Gold J, Raph Goldacre R, Hubert Maruszak, Giovannoni G, Yeates D, Goldacre M. HIV and lower risk of multiple sclerosis: beginning to unravel a mystery using a record-linked database studyJ Neurol Neurosurg Psychiatry 2014;0:1–4. doi:10.1136/jnnp-2014-307932 1
Objectives: Even though multiple sclerosis (MS) and human immunodeficiency virus (HIV) infection are well-documented conditions in clinical medicine, there is only a single case report of a patient with MS and HIV treated with HIV anti-retroviral therapies. In this report, the patient’s MS symptoms resolved completely after starting combination anti retroviral therapy and remain subsided for more than 12 years. Authors hypothesised that because the pathogenesis of MS has been linked to human endogenous retroviruses, anti-retroviral therapy for HIV may be coincidentally treating or preventing progression of MS. This led researchers from Denmark to conduct an epidemiological study on the incidence of MS in a newly diagnosed HIV population (5018 HIV cases compared with 50 149 controls followed for 31 875 and 393 871 person-years, respectively). The incidence ratio for an HIV patient acquiring MS was low at 0.3 (95% CI 0.04 to 2.20) but did not reach statistical signiﬁcance possibly due to the relatively small numbers in both groups.
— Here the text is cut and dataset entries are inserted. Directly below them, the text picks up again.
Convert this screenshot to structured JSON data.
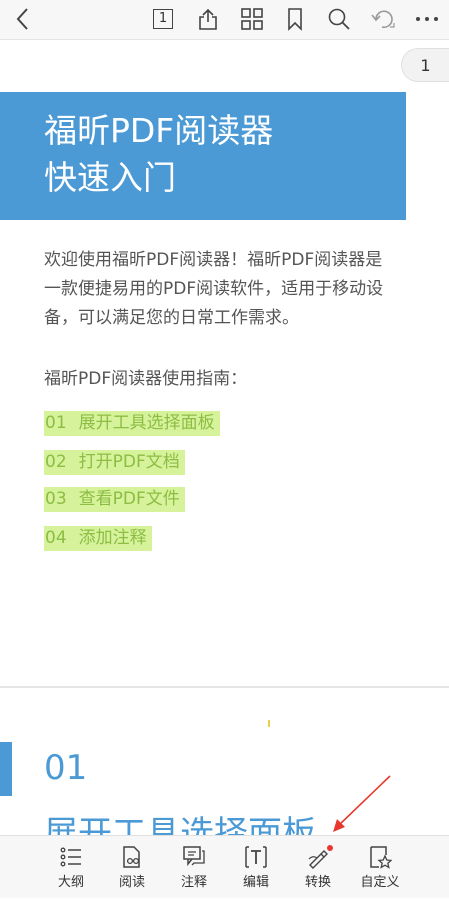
{
  "toolbar": {
    "page_number": "1"
  },
  "page_counter": "1",
  "document": {
    "title_line1": "福昕PDF阅读器",
    "title_line2": "快速入门",
    "intro_line1": "欢迎使用福昕PDF阅读器！福昕PDF阅读器是",
    "intro_line2": "一款便捷易用的PDF阅读软件，适用于移动设",
    "intro_line3": "备，可以满足您的日常工作需求。",
    "guide_heading": "福昕PDF阅读器使用指南：",
    "toc": [
      {
        "num": "01",
        "text": "展开工具选择面板"
      },
      {
        "num": "02",
        "text": "打开PDF文档"
      },
      {
        "num": "03",
        "text": "查看PDF文件"
      },
      {
        "num": "04",
        "text": "添加注释"
      }
    ],
    "section_number": "01",
    "section_title": "展开工具选择面板"
  },
  "bottom_bar": [
    {
      "icon": "outline-icon",
      "label": "大纲"
    },
    {
      "icon": "read-icon",
      "label": "阅读"
    },
    {
      "icon": "comment-icon",
      "label": "注释"
    },
    {
      "icon": "edit-icon",
      "label": "编辑"
    },
    {
      "icon": "convert-icon",
      "label": "转换"
    },
    {
      "icon": "customize-icon",
      "label": "自定义"
    }
  ],
  "colors": {
    "accent": "#4b9ad6",
    "highlight": "#d6f29a",
    "highlight_text": "#8dbd45",
    "notification": "#e8382d"
  }
}
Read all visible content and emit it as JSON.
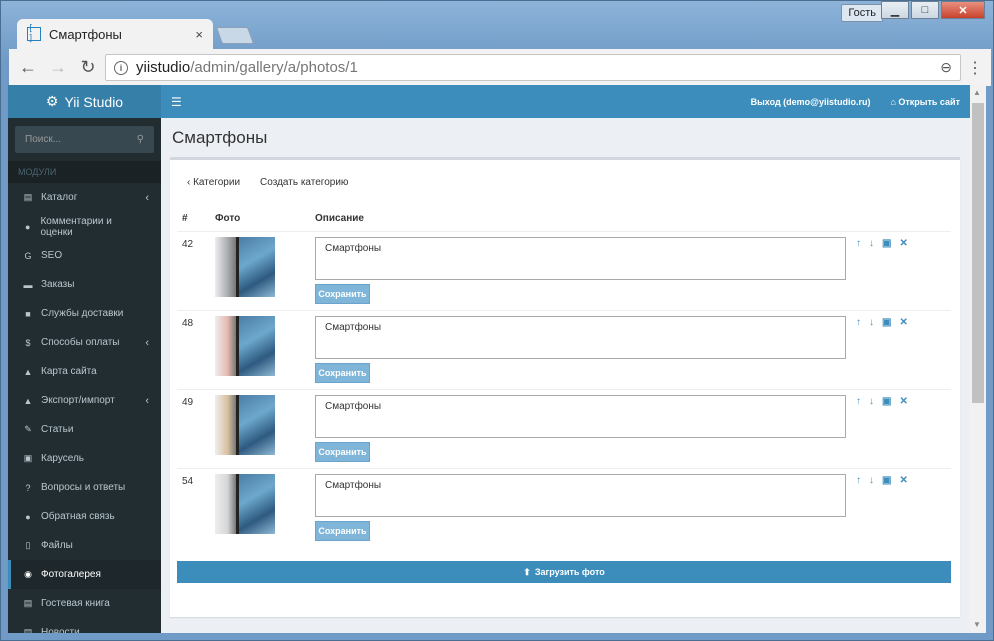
{
  "window": {
    "guest_label": "Гость",
    "min": "▁",
    "max": "□",
    "close": "✕"
  },
  "tab": {
    "icon": "[ ]",
    "title": "Смартфоны",
    "close": "×"
  },
  "address": {
    "host": "yiistudio",
    "path": "/admin/gallery/a/photos/1"
  },
  "sidebar": {
    "logo": "Yii Studio",
    "search_placeholder": "Поиск...",
    "section": "МОДУЛИ",
    "items": [
      {
        "icon": "▤",
        "label": "Каталог",
        "caret": "‹"
      },
      {
        "icon": "●",
        "label": "Комментарии и оценки",
        "caret": ""
      },
      {
        "icon": "G",
        "label": "SEO",
        "caret": ""
      },
      {
        "icon": "▬",
        "label": "Заказы",
        "caret": ""
      },
      {
        "icon": "■",
        "label": "Службы доставки",
        "caret": ""
      },
      {
        "icon": "$",
        "label": "Способы оплаты",
        "caret": "‹"
      },
      {
        "icon": "▲",
        "label": "Карта сайта",
        "caret": ""
      },
      {
        "icon": "▲",
        "label": "Экспорт/импорт",
        "caret": "‹"
      },
      {
        "icon": "✎",
        "label": "Статьи",
        "caret": ""
      },
      {
        "icon": "▣",
        "label": "Карусель",
        "caret": ""
      },
      {
        "icon": "?",
        "label": "Вопросы и ответы",
        "caret": ""
      },
      {
        "icon": "●",
        "label": "Обратная связь",
        "caret": ""
      },
      {
        "icon": "▯",
        "label": "Файлы",
        "caret": ""
      },
      {
        "icon": "◉",
        "label": "Фотогалерея",
        "caret": "",
        "active": true
      },
      {
        "icon": "▤",
        "label": "Гостевая книга",
        "caret": ""
      },
      {
        "icon": "▤",
        "label": "Новости",
        "caret": ""
      }
    ]
  },
  "header": {
    "logout": "Выход (demo@yiistudio.ru)",
    "open_site": "Открыть сайт"
  },
  "page": {
    "title": "Смартфоны",
    "back_link": "Категории",
    "create_link": "Создать категорию",
    "columns": [
      "#",
      "Фото",
      "Описание"
    ],
    "rows": [
      {
        "id": "42",
        "description": "Смартфоны",
        "save": "Сохранить",
        "edge_color": "#a9adb1"
      },
      {
        "id": "48",
        "description": "Смартфоны",
        "save": "Сохранить",
        "edge_color": "#e6b9b1"
      },
      {
        "id": "49",
        "description": "Смартфоны",
        "save": "Сохранить",
        "edge_color": "#d9c19e"
      },
      {
        "id": "54",
        "description": "Смартфоны",
        "save": "Сохранить",
        "edge_color": "#d4d6d8"
      }
    ],
    "upload": "Загрузить фото"
  },
  "colors": {
    "accent": "#3c8dbc",
    "sidebar": "#222d32"
  }
}
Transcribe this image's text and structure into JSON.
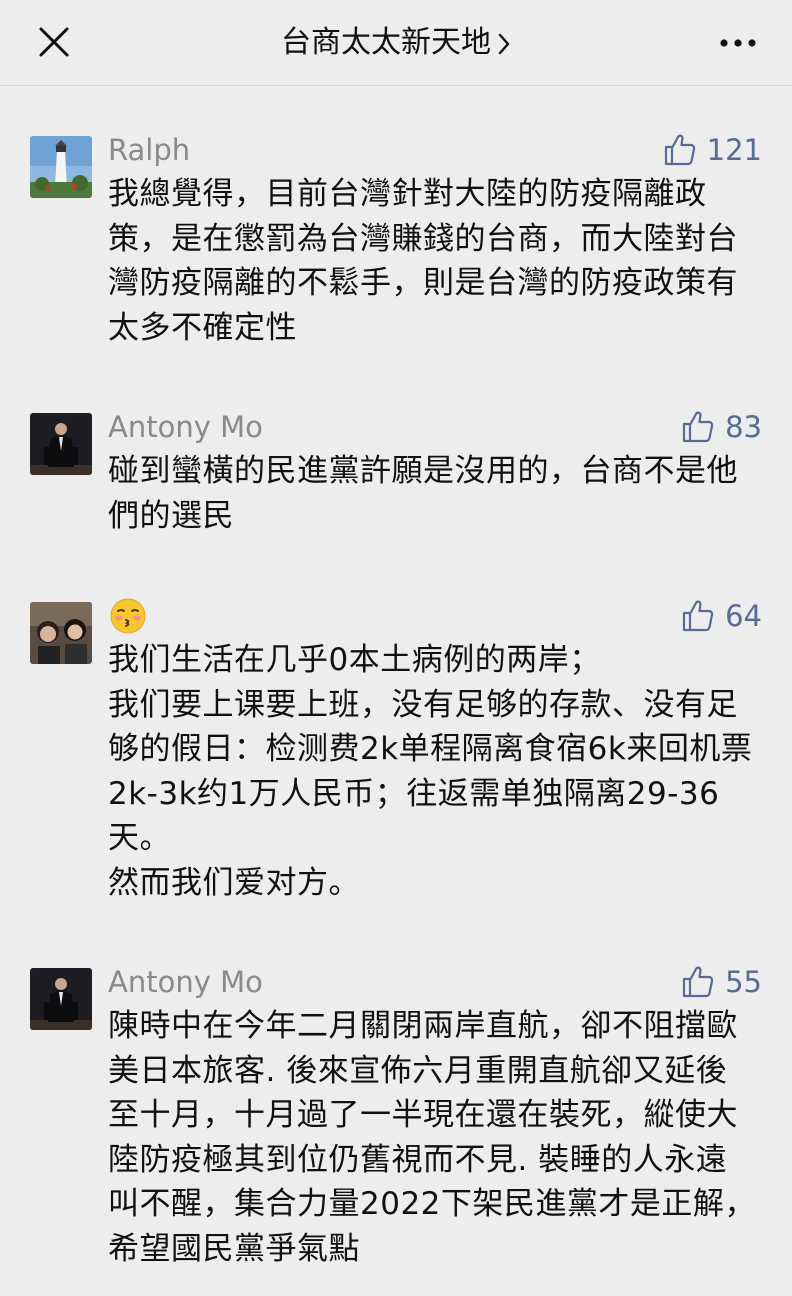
{
  "header": {
    "title": "台商太太新天地",
    "close_icon": "close-icon",
    "chevron_icon": "chevron-right-icon",
    "more_icon": "more-dots-icon"
  },
  "colors": {
    "background": "#ededed",
    "name_gray": "#8a8a8a",
    "like_blue": "#576b95",
    "text": "#111111"
  },
  "comments": [
    {
      "name": "Ralph",
      "likes": "121",
      "text": "我總覺得，目前台灣針對大陸的防疫隔離政策，是在懲罰為台灣賺錢的台商，而大陸對台灣防疫隔離的不鬆手，則是台灣的防疫政策有太多不確定性"
    },
    {
      "name": "Antony Mo",
      "likes": "83",
      "text": "碰到蠻橫的民進黨許願是沒用的，台商不是他們的選民"
    },
    {
      "name": "😚",
      "likes": "64",
      "text": "我们生活在几乎0本土病例的两岸；\n我们要上课要上班，没有足够的存款、没有足够的假日：检测费2k单程隔离食宿6k来回机票2k-3k约1万人民币；往返需单独隔离29-36天。\n然而我们爱对方。"
    },
    {
      "name": "Antony Mo",
      "likes": "55",
      "text": "陳時中在今年二月關閉兩岸直航，卻不阻擋歐美日本旅客. 後來宣佈六月重開直航卻又延後至十月，十月過了一半現在還在裝死，縱使大陸防疫極其到位仍舊視而不見. 裝睡的人永遠叫不醒，集合力量2022下架民進黨才是正解，希望國民黨爭氣點"
    }
  ]
}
Our study was designed to further investigate the possible association between HIV and MS. Methods We conducted a comparative cohort study accessing one of the world’s largest linked medical data sets with a cohort of 21 207 HIV-positive patients and 5 298 496 controls stratiﬁed by age, sex, year of ﬁrst hospital admission, region of residence and socioeconomic status and ‘followed up’ by record linkage.
Results Overall, the rate ratio of developing MS in people with HIV, relative to those without HIV, was 0.38 (95% CI 0.15 to 0.79).
Conclusions HIV infection is associated with a signiﬁcantly decreased risk of developing MS. Mechanisms of this observed possibly protective association may include immunosuppression induced by chronic HIV infection and anti-retroviral medications.
Following the case of an HIV positive man with MS, whose MS symptoms appeared to disappear for more than 12 years after anti-retroviral treatment for HIV, a Danish research team attempted to find out if anti-retroviral drugs might treat or slow the progression of MS. Their results suggested this might be a possibility, but the numbers were too small to reach statistical significance, prompting the ProfGs to carry out a much larger comparative study.
Team G paired up with Ben Goldarce's dad and they did this by looking at episodes of hospital care between 1999 and 2011 in England.
In all, more than 21,000 people infected with HIV were treated during this period as were almost 5.3 million people treated for minor conditions or injuries who were not infected with HIV. The development of MS was tracked in all the participants for an average of between 6.5 and 7.5 years, in the context of the actual number of cases versus the expected number of cases in the population.
Compared with those who did not have HIV, those who did were 62% less likely to develop MS, based on 7 actual diagnoses of MS during that period versus the 18 that would be expected to develop. The degree of protection seemingly conferred by HIV seemed to increase the more time elapsed between a diagnosis of HIV and one of MS.
After more than a year between the two, HIV positive patients were 75% less likely to develop MS, based on four actual diagnoses versus the 16 that would be expected; after more than five years this increased to 85%, based on one actual case versus the 6.5 that would be expected.
The findings back those of the Danish researchers, but with the crucial difference being that they are statistically significant.
These findings are speculative rather than definitive because the study is observational, added to which there is no information on whether the HIV positive participants had taken anti-retroviral drugs, or for how long. The demographics of HIV and MS in UK are not identical but this study does look at very big numbers of people.
Whilst we do not advocate unsafe sex or picking up the HIV virus in the off chance it does your MS good
ProfG Down Under said “If subsequent studies demonstrate there is a causal protective effect of HIV and/or its treatment, and if the magnitude of it proves to be similar this would be the largest protective effect of any factor yet observed in relation to the development of MS.” HIV infection itself may stave off the development of MS or it could be that anti-retroviral drugs, prescribed to dampen down the proliferation of the virus may also have the same effect on MS.
So the ProfGs have put their mouth where Merck USA's money is and are investigating the effect of raltegrovir in early multiple sclerosis in the now fully recruited INSPIRE trial as part of the Charcot Project
Inside Health is on BBC Radio 4 Tonight at 21.00 BST, repeated tomorrow at 15.30 BST.
Sorry for the confusion!!
The story has cropped up in unusual places
CoI Members of TeamG are authors of this work.